From the street performances all the way down to the various food trucks and restaurants you are bound to cross paths with something that floats your boat.
We know you have probably heard this before: the Hanapepe Art Festival is fun for all ages. There is something for everyone.
When you first get to the Hanapepe Art Festival you will hear the faint sounds off in the distance.
As you are walking down the sidewalk you will hear rich and vibrant music. Music that is infused with the spirit of Aloha.
As soon as you hear the music, all your cares and worries will wash away.
If you love art you will love being able to shoot the breeze with Kauai`s up-and-coming artists.
You will stumble onto some of the finest handmade crafts Kauai`s local artists have to offer. From necklaces to paintings to wood carvings nearly every taste is covered.
And the best part about this art? You do not have to lug around any huge piece of art. You will experience hassle-free shipping from most of the vendors.
Have kids that need to burn off some energy?
Take them down the swinging bridge over the Hanapepe River. When you look to your right, you will see the breathtaking Hanapepe River darting off to the east. This view will be a reminder of why you came to Kauai.
Want a good book to read on the beach? Make sure to scramble down the street to the world-famous Talk Story Bookstore. This is not just any old bookstore. It is also the westernmost bookstore in the world!
|Location:||Hanapepe (12.6 miles from Poipu)|
|The Historic Waimea Theater originally opened on September 2, 1938. The electric lights on the marquee were the first of their kind on the island but were destroyed by Hurricane Iniki in 1992. After hearing that owner wanted to tear it down, West Kauai Main Street leased the building in 1993 and began to restore this landmark theater. The County of Kauai purchased the building in 1996 and in August of 1999, it again re-opened to the public under the management of West Kauai Business & Professional Association, a non-profit 501(c)(3) organization.

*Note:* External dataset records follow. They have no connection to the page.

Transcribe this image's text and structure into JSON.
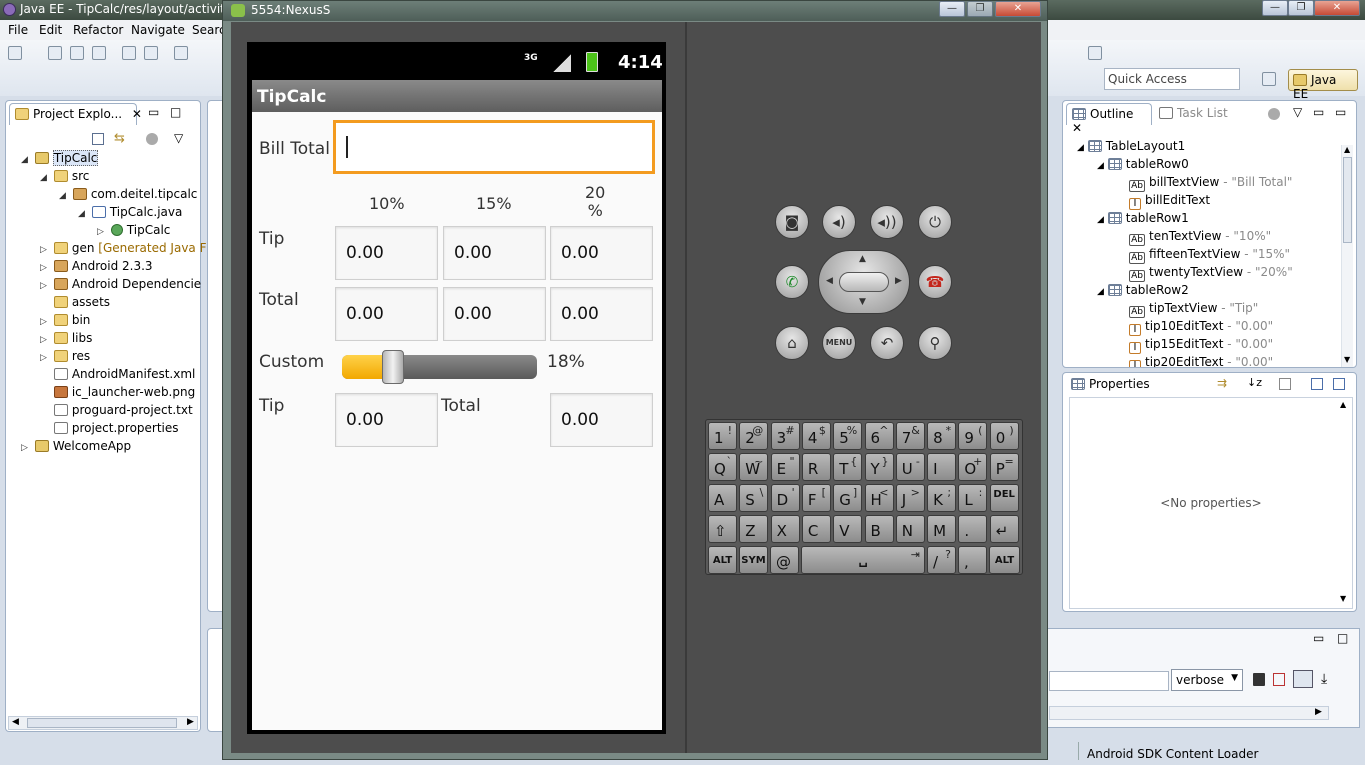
{
  "eclipse": {
    "title": "Java EE - TipCalc/res/layout/activity_ti",
    "menu": [
      "File",
      "Edit",
      "Refactor",
      "Navigate",
      "Searc"
    ],
    "quick_access": "Quick Access",
    "perspective": "Java EE",
    "status_text": "Android SDK Content Loader"
  },
  "project_explorer": {
    "tab_label": "Project Explo...",
    "items": [
      {
        "label": "TipCalc",
        "suffix": ""
      },
      {
        "label": "src",
        "suffix": ""
      },
      {
        "label": "com.deitel.tipcalc",
        "suffix": ""
      },
      {
        "label": "TipCalc.java",
        "suffix": ""
      },
      {
        "label": "TipCalc",
        "suffix": ""
      },
      {
        "label": "gen",
        "suffix": "[Generated Java F"
      },
      {
        "label": "Android 2.3.3",
        "suffix": ""
      },
      {
        "label": "Android Dependencie",
        "suffix": ""
      },
      {
        "label": "assets",
        "suffix": ""
      },
      {
        "label": "bin",
        "suffix": ""
      },
      {
        "label": "libs",
        "suffix": ""
      },
      {
        "label": "res",
        "suffix": ""
      },
      {
        "label": "AndroidManifest.xml",
        "suffix": ""
      },
      {
        "label": "ic_launcher-web.png",
        "suffix": ""
      },
      {
        "label": "proguard-project.txt",
        "suffix": ""
      },
      {
        "label": "project.properties",
        "suffix": ""
      },
      {
        "label": "WelcomeApp",
        "suffix": ""
      }
    ]
  },
  "emulator": {
    "window_title": "5554:NexusS",
    "status_time": "4:14",
    "network": "3G",
    "app": {
      "title": "TipCalc",
      "bill_label": "Bill Total",
      "bill_value": "",
      "headers": [
        "10%",
        "15%",
        "20\n%"
      ],
      "tip_label": "Tip",
      "total_label": "Total",
      "tip_values": [
        "0.00",
        "0.00",
        "0.00"
      ],
      "total_values": [
        "0.00",
        "0.00",
        "0.00"
      ],
      "custom_label": "Custom",
      "custom_percent_text": "18%",
      "custom_percent": 18,
      "custom_tip_label": "Tip",
      "custom_tip_value": "0.00",
      "custom_total_label": "Total",
      "custom_total_value": "0.00"
    },
    "controls": {
      "menu_label": "MENU"
    },
    "keyboard": {
      "rows": [
        [
          {
            "m": "1",
            "a": "!"
          },
          {
            "m": "2",
            "a": "@"
          },
          {
            "m": "3",
            "a": "#"
          },
          {
            "m": "4",
            "a": "$"
          },
          {
            "m": "5",
            "a": "%"
          },
          {
            "m": "6",
            "a": "^"
          },
          {
            "m": "7",
            "a": "&"
          },
          {
            "m": "8",
            "a": "*"
          },
          {
            "m": "9",
            "a": "("
          },
          {
            "m": "0",
            "a": ")"
          }
        ],
        [
          {
            "m": "Q",
            "a": "`"
          },
          {
            "m": "W",
            "a": "~"
          },
          {
            "m": "E",
            "a": "\""
          },
          {
            "m": "R",
            "a": ""
          },
          {
            "m": "T",
            "a": "{"
          },
          {
            "m": "Y",
            "a": "}"
          },
          {
            "m": "U",
            "a": "-"
          },
          {
            "m": "I",
            "a": ""
          },
          {
            "m": "O",
            "a": "+"
          },
          {
            "m": "P",
            "a": "="
          }
        ],
        [
          {
            "m": "A",
            "a": ""
          },
          {
            "m": "S",
            "a": "\\"
          },
          {
            "m": "D",
            "a": "'"
          },
          {
            "m": "F",
            "a": "["
          },
          {
            "m": "G",
            "a": "]"
          },
          {
            "m": "H",
            "a": "<"
          },
          {
            "m": "J",
            "a": ">"
          },
          {
            "m": "K",
            "a": ";"
          },
          {
            "m": "L",
            "a": ":"
          },
          {
            "m": "",
            "a": "",
            "s": "DEL"
          }
        ],
        [
          {
            "m": "⇧",
            "a": ""
          },
          {
            "m": "Z",
            "a": ""
          },
          {
            "m": "X",
            "a": ""
          },
          {
            "m": "C",
            "a": ""
          },
          {
            "m": "V",
            "a": ""
          },
          {
            "m": "B",
            "a": ""
          },
          {
            "m": "N",
            "a": ""
          },
          {
            "m": "M",
            "a": ""
          },
          {
            "m": ".",
            "a": ""
          },
          {
            "m": "↵",
            "a": ""
          }
        ]
      ],
      "bottom": {
        "alt_left": "ALT",
        "sym": "SYM",
        "at": "@",
        "space": "␣",
        "slash": "/",
        "question": "?",
        "comma": ",",
        "alt_right": "ALT"
      }
    }
  },
  "outline": {
    "tab_label": "Outline",
    "tasklist_label": "Task List",
    "items": [
      {
        "label": "TableLayout1",
        "detail": ""
      },
      {
        "label": "tableRow0",
        "detail": ""
      },
      {
        "label": "billTextView",
        "detail": " - \"Bill Total\""
      },
      {
        "label": "billEditText",
        "detail": ""
      },
      {
        "label": "tableRow1",
        "detail": ""
      },
      {
        "label": "tenTextView",
        "detail": " - \"10%\""
      },
      {
        "label": "fifteenTextView",
        "detail": " - \"15%\""
      },
      {
        "label": "twentyTextView",
        "detail": " - \"20%\""
      },
      {
        "label": "tableRow2",
        "detail": ""
      },
      {
        "label": "tipTextView",
        "detail": " - \"Tip\""
      },
      {
        "label": "tip10EditText",
        "detail": " - \"0.00\""
      },
      {
        "label": "tip15EditText",
        "detail": " - \"0.00\""
      },
      {
        "label": "tip20EditText",
        "detail": " - \"0.00\""
      }
    ]
  },
  "properties": {
    "tab_label": "Properties",
    "empty_text": "<No properties>"
  },
  "console": {
    "log_level": "verbose"
  }
}
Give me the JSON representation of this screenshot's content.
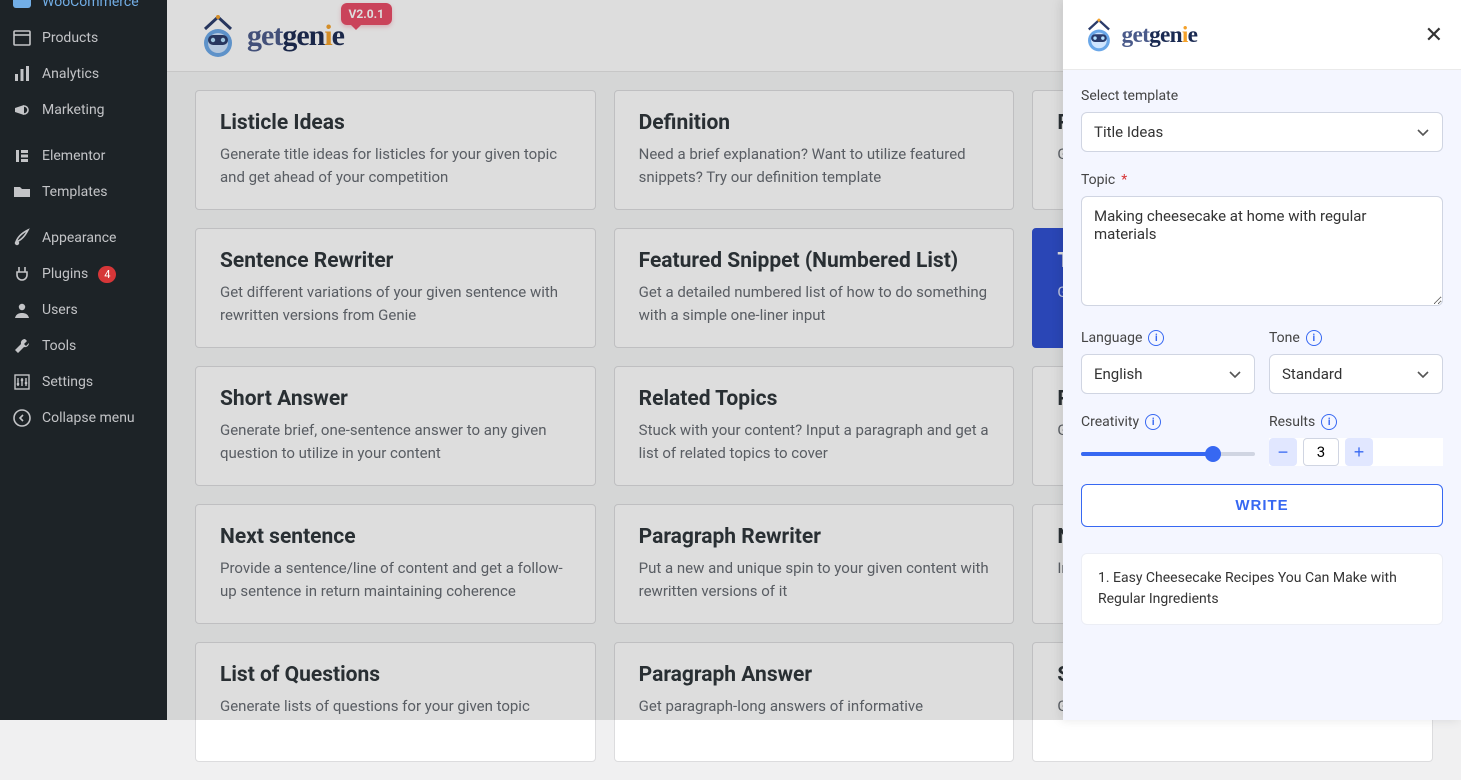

It continues to be a gathering place for our island community.|
|Location:||Waimea (19 miles from Poipu)|